This link was discovered using a variety of studies that followed approximately 230,000 Finnish women that were undergoing long-term postmenopausal estrogen-based hormone therapy over the course of 20 years. This long-term use of hormone replacement therapy was linked with better global cognition and episodic memory, as well as a lower risk of developing Alzheimer’s.
However, short-term use was found to have no significant impact on the risk of dementia, meaning the treatment’s protective effects were only seen if done consistently over a long period of time. Also, one cohort displayed an increased risk of dementia after starting hormone therapy later in the postmenopausal period, meaning timing is also an important factor.
Dr. Bushra Imtiaz, who presented the studies and their findings in her doctoral thesis, commented on the results: “In light of these findings, hormonal replacement therapy may have a beneficial effect on cognition if started early, around the time of menopause.
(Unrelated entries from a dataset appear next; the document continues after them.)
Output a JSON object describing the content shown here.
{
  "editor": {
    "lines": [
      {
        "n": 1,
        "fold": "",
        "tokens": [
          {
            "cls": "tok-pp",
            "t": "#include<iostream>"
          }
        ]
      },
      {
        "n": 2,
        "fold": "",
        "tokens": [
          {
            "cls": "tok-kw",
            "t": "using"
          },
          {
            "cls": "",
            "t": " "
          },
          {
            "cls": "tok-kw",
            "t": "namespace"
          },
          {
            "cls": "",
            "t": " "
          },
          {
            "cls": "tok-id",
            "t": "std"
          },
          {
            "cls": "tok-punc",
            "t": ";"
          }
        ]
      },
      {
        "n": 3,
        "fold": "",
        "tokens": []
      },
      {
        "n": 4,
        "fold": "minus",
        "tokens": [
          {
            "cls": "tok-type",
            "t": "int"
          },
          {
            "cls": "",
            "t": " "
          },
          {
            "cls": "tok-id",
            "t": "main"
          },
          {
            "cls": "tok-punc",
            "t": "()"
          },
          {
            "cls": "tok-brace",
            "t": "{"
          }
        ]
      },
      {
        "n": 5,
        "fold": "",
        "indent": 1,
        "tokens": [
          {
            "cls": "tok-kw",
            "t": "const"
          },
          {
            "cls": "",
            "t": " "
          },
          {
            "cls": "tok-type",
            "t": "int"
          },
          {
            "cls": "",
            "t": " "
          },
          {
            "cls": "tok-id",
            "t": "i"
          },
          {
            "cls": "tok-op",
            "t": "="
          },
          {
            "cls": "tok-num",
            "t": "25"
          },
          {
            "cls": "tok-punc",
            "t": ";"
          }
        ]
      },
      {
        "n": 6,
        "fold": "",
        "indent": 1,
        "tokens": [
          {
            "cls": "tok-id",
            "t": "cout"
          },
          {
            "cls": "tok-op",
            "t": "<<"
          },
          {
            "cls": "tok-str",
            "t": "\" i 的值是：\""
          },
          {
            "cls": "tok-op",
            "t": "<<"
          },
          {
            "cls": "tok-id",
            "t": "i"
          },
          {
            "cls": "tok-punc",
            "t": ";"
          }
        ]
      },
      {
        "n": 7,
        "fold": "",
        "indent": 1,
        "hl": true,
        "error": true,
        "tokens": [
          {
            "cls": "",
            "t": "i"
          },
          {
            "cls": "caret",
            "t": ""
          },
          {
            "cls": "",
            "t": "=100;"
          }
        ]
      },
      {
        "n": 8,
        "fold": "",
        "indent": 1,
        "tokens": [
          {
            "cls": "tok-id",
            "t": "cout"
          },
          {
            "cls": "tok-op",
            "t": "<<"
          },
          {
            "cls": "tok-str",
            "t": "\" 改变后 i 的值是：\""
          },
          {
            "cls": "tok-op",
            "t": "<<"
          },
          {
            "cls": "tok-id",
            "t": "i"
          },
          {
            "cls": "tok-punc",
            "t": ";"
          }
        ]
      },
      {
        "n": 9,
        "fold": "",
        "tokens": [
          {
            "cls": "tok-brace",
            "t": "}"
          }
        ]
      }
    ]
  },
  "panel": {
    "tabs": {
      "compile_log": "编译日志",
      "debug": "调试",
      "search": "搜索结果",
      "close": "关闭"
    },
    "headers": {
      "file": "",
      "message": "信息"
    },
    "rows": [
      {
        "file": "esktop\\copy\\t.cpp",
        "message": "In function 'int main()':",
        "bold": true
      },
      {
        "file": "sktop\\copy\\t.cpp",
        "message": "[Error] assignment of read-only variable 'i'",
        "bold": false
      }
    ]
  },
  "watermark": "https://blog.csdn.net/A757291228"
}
The protective effect of hormonal therapy may depend on the health status of neurons at baseline and may be lost if therapy starts years after menopause.” She further commented on the potential importance of the timing of starting therapy, explaining, “The protective effect of hormone therapy may depend on its timing: it may have cognitive benefits if initiated at the time of menopause when neurons are still healthy and responsive.”
This research shows that long-term postmenopausal hormone therapy may be useful in preventing or slowing cognitive decline and the progression of dementia, so long as treatment begins at the right time.